• Do not “adopt by reference” another memorandum which you may have previously submitted, requiring the judge to interrupt his review of your motion in order to locate that other document. In other words, the motion and supporting documents should be self-contained.
• Support all references to material, disputed facts with specific citations to the record.
• In responding to a motion for summary judgment, set forth separately, clearly and respectfully (with citation to the record, including pages and lines referenced) the facts which you dispute.
• It is not necessary to string cite an endless number of citations when a controlling decision will do just fine.
• Use footnotes selectively and judiciously. If the point is important, include it in the body of the memorandum.
• In those rare cases where memoranda exceeding the local rules limitation are appropriate, seek the judge’s prior approval.
C. The Record
• If you are submitting deposition transcripts, determine if the judge prefers the “mini-script” version. Some judges also prefer a separate set of supporting documents in addition to those filed with the clerk’s office. You can inquire with chambers as to the judge’s preference.
• Don’t clutter up the record with unnecessary documents. Keep it lean and clean.
• If you need only a few relevant pages of a lengthy deposition to make your point, include a reasonable amount of context to preclude an argument that the evidence you submitted is misleading or incomplete, then include only those pages in the supporting record. You may file the complete transcript separately.
III. Oral Advocacy
• Be prepared, including anticipating likely questions from the judge and being familiar with your opponent’s likely arguments and all cases that were cited in the legal memoranda.
• Be respectful of the judge and your opponents, including being on time.
• Be flexible and ready to depart from what you may have intended to discuss in the hearing. It is likely that the judge has already identified specific issues or questions she wants addressed. Do not expect to simply regurgitate your legal memorandum.
• Listen carefully to what the judge is asking. Answer questions directly. Don’t try to duck questions. It is seldom a good response to say that you’ll get to that point later.
• Listen carefully to what your opponent is saying so that you can properly respond. Do not get so caught up with what you are going to do next that you miss an important point made by your opponent.

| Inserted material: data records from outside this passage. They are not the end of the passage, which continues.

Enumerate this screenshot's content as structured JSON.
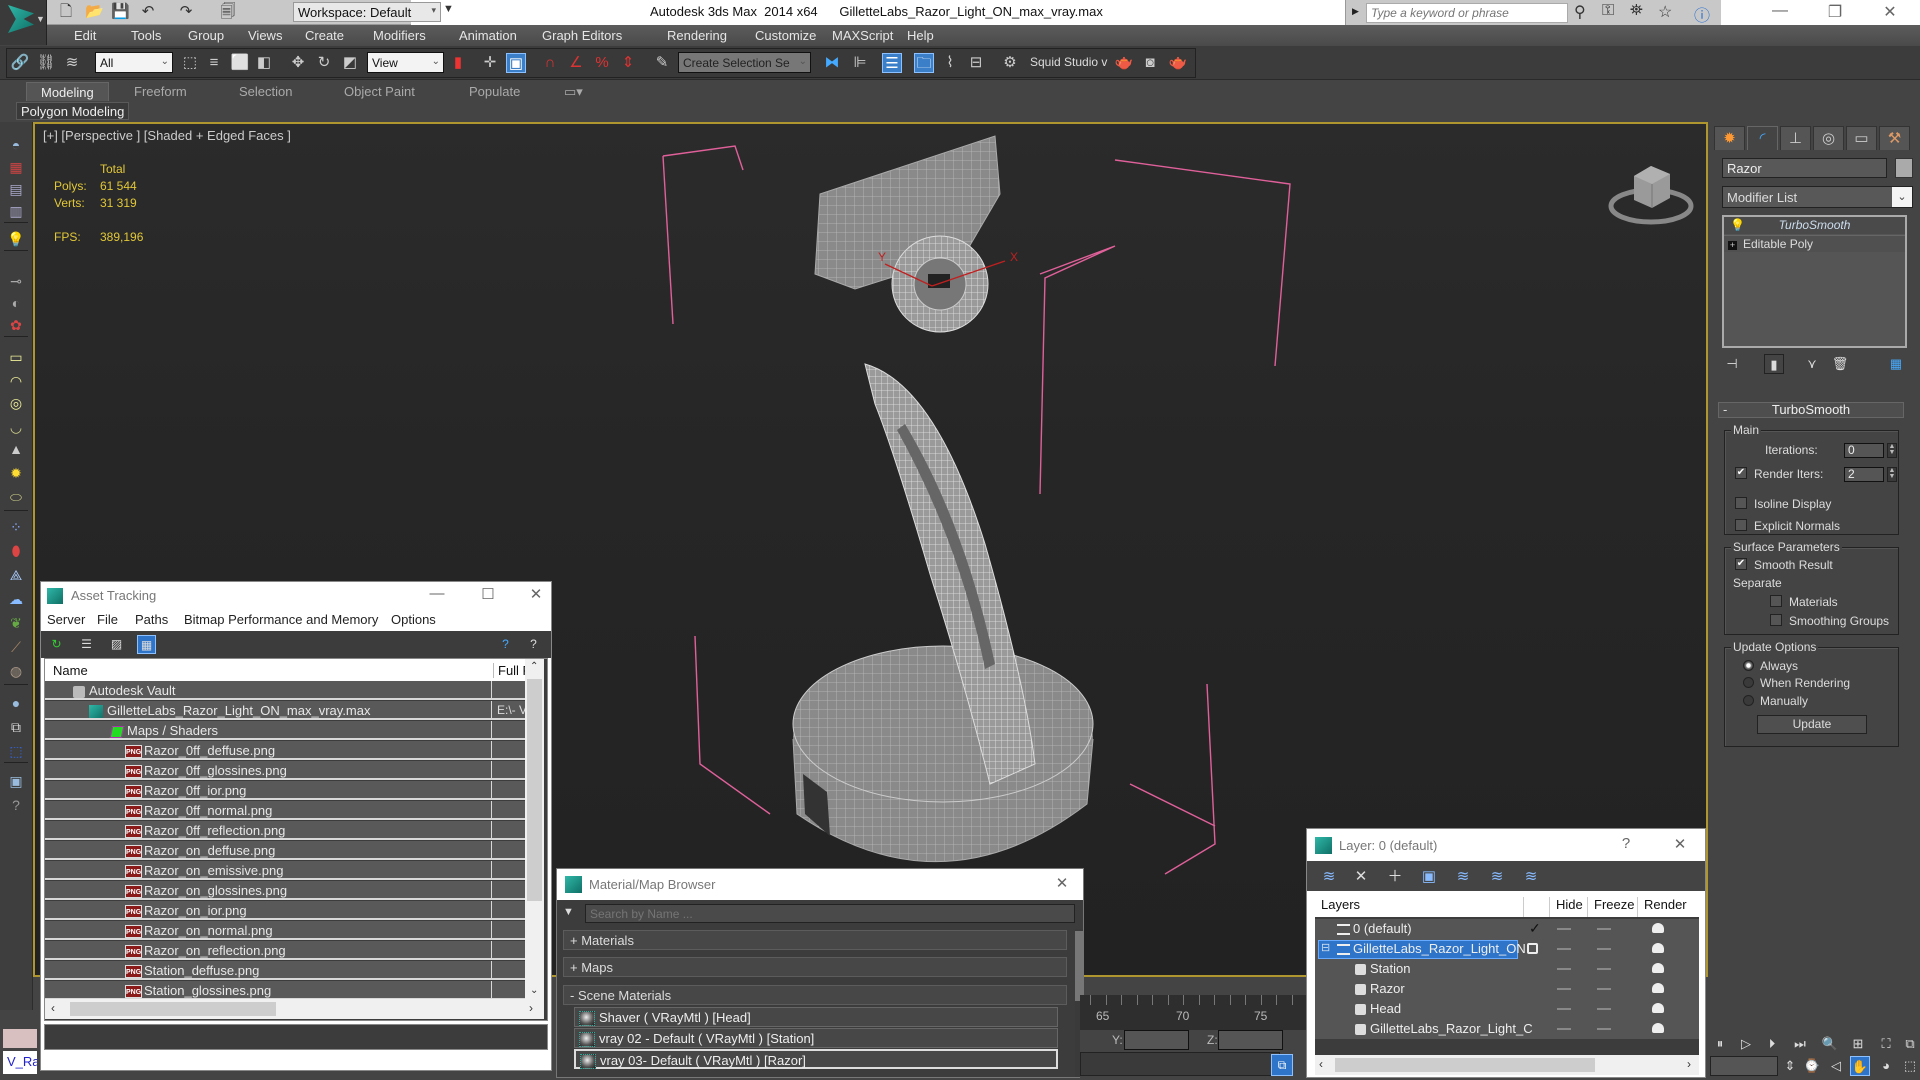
{
  "titlebar": {
    "app": "Autodesk 3ds Max  2014 x64",
    "file": "GilletteLabs_Razor_Light_ON_max_vray.max",
    "workspace": "Workspace: Default",
    "search_placeholder": "Type a keyword or phrase",
    "icons": [
      "new-icon",
      "open-icon",
      "save-icon",
      "undo-icon",
      "redo-icon",
      "project-folder-icon"
    ],
    "info_icons": [
      "binoculars-icon",
      "key-icon",
      "satellite-icon",
      "star-icon",
      "help-icon"
    ],
    "minimize": "—",
    "restore": "❐",
    "close": "✕"
  },
  "menu": [
    "Edit",
    "Tools",
    "Group",
    "Views",
    "Create",
    "Modifiers",
    "Animation",
    "Graph Editors",
    "Rendering",
    "Customize",
    "MAXScript",
    "Help"
  ],
  "toolbar": {
    "selection_filter": "All",
    "ref_coord": "View",
    "selection_set_placeholder": "Create Selection Se",
    "squid_label": "Squid Studio v"
  },
  "ribbon": {
    "tabs": [
      "Modeling",
      "Freeform",
      "Selection",
      "Object Paint",
      "Populate"
    ],
    "active_tab": "Modeling",
    "panel": "Polygon Modeling"
  },
  "viewport": {
    "label": "[+] [Perspective ] [Shaded + Edged Faces ]",
    "stats": {
      "header": "Total",
      "polys_label": "Polys:",
      "polys": "61 544",
      "verts_label": "Verts:",
      "verts": "31 319",
      "fps_label": "FPS:",
      "fps": "389,196"
    },
    "gizmo_axes": [
      "X",
      "Y"
    ],
    "border_color": "#b0962e",
    "bbox_color": "#e0609a"
  },
  "command_panel": {
    "tabs": [
      "create-tab",
      "modify-tab",
      "hierarchy-tab",
      "motion-tab",
      "display-tab",
      "utilities-tab"
    ],
    "object_name": "Razor",
    "modifier_list": "Modifier List",
    "stack": [
      "TurboSmooth",
      "Editable Poly"
    ],
    "turbosmooth": {
      "title": "TurboSmooth",
      "main_label": "Main",
      "iterations_label": "Iterations:",
      "iterations": "0",
      "render_iters_label": "Render Iters:",
      "render_iters": "2",
      "render_iters_checked": true,
      "isoline_label": "Isoline Display",
      "isoline_checked": false,
      "explicit_label": "Explicit Normals",
      "explicit_checked": false,
      "surface_label": "Surface Parameters",
      "smooth_result_label": "Smooth Result",
      "smooth_result_checked": true,
      "separate_label": "Separate",
      "materials_label": "Materials",
      "materials_checked": false,
      "smoothing_groups_label": "Smoothing Groups",
      "smoothing_groups_checked": false,
      "update_options_label": "Update Options",
      "always_label": "Always",
      "when_rendering_label": "When Rendering",
      "manually_label": "Manually",
      "selected_update": "Always",
      "update_button": "Update"
    }
  },
  "asset_tracking": {
    "title": "Asset Tracking",
    "menu": [
      "Server",
      "File",
      "Paths",
      "Bitmap Performance and Memory",
      "Options"
    ],
    "columns": [
      "Name",
      "Full P"
    ],
    "rows": [
      {
        "name": "Autodesk Vault",
        "path": "",
        "level": 1,
        "icon": "vault"
      },
      {
        "name": "GilletteLabs_Razor_Light_ON_max_vray.max",
        "path": "E:\\- V",
        "level": 2,
        "icon": "max"
      },
      {
        "name": "Maps / Shaders",
        "path": "",
        "level": 3,
        "icon": "maps"
      },
      {
        "name": "Razor_0ff_deffuse.png",
        "path": "",
        "level": 4,
        "icon": "png"
      },
      {
        "name": "Razor_0ff_glossines.png",
        "path": "",
        "level": 4,
        "icon": "png"
      },
      {
        "name": "Razor_0ff_ior.png",
        "path": "",
        "level": 4,
        "icon": "png"
      },
      {
        "name": "Razor_0ff_normal.png",
        "path": "",
        "level": 4,
        "icon": "png"
      },
      {
        "name": "Razor_0ff_reflection.png",
        "path": "",
        "level": 4,
        "icon": "png"
      },
      {
        "name": "Razor_on_deffuse.png",
        "path": "",
        "level": 4,
        "icon": "png"
      },
      {
        "name": "Razor_on_emissive.png",
        "path": "",
        "level": 4,
        "icon": "png"
      },
      {
        "name": "Razor_on_glossines.png",
        "path": "",
        "level": 4,
        "icon": "png"
      },
      {
        "name": "Razor_on_ior.png",
        "path": "",
        "level": 4,
        "icon": "png"
      },
      {
        "name": "Razor_on_normal.png",
        "path": "",
        "level": 4,
        "icon": "png"
      },
      {
        "name": "Razor_on_reflection.png",
        "path": "",
        "level": 4,
        "icon": "png"
      },
      {
        "name": "Station_deffuse.png",
        "path": "",
        "level": 4,
        "icon": "png"
      },
      {
        "name": "Station_glossines.png",
        "path": "",
        "level": 4,
        "icon": "png"
      }
    ],
    "png_badge": "PNG"
  },
  "material_browser": {
    "title": "Material/Map Browser",
    "search_placeholder": "Search by Name ...",
    "sections": [
      "+ Materials",
      "+ Maps",
      "-  Scene Materials"
    ],
    "items": [
      "Shaver ( VRayMtl ) [Head]",
      "vray 02 - Default ( VRayMtl ) [Station]",
      "vray 03- Default ( VRayMtl ) [Razor]"
    ],
    "selected_index": 2
  },
  "timeline": {
    "labels": [
      "65",
      "70",
      "75"
    ],
    "y_label": "Y:",
    "z_label": "Z:"
  },
  "layer_window": {
    "title": "Layer: 0 (default)",
    "help": "?",
    "close": "✕",
    "columns": [
      "Layers",
      "Hide",
      "Freeze",
      "Render"
    ],
    "rows": [
      {
        "name": "0 (default)",
        "type": "layer",
        "current": true
      },
      {
        "name": "GilletteLabs_Razor_Light_ON",
        "type": "layer",
        "selected": true,
        "expanded": true
      },
      {
        "name": "Station",
        "type": "object"
      },
      {
        "name": "Razor",
        "type": "object"
      },
      {
        "name": "Head",
        "type": "object"
      },
      {
        "name": "GilletteLabs_Razor_Light_C",
        "type": "object"
      }
    ]
  },
  "maxscript_listener": {
    "text": "V_Ra"
  },
  "accent_color": "#2e74c8"
}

• Don’t interrupt. In other words, don’t let the beginning of your sentence interrupt the middle of the judge’s or an opponent’s sentence.
• Again, be prepared. This seems obvious, but if the judge has scheduled a hearing to discuss a certain statute and its effect on your case, read the statute and research it. Also, if coming to a hearing with case law not previously cited (which is generally not a good idea), you should advise the judge and opposing counsel beforehand, and bring copies of those cases for the judge and opposing counsel.
• Know the facts thoroughly, both good and bad, and be able to support your version of the facts by reference to the record.
• Use (but don’t overuse) visual aids and courtroom technology. Remember, a picture is worth a thousand words. And, make sure the technology is going to work in the courtroom!
IV. Additional Notes
• Call chambers to let the judge know as soon as you have resolved any issue currently pending. Even though you may have come to a resolution, unless the judge is made aware of that, she is still working on the issue. Similarly, if you have settled the case, let the judge know as soon as possible.
• Be on time. No, be there early so you can get organized and relax.
• Be judicious in filing motions as emergency motions. (Remember the boy who cried “wolf.”) A former chief judge advised me when I took the bench that there were only two legitimate emergencies -- “someone is dying or the ship is sailing.” And never file an emergency motion at 4:45 p.m. on Friday afternoon.
• When pointing out to the judge the error of his ways, do not use the phrase “with all due respect.” This overused phrase is listed by researchers at Oxford University as the fifth most irritating phrase in the English language.
• Read the Local Rules!
• Did I mention, judges do not like surprises?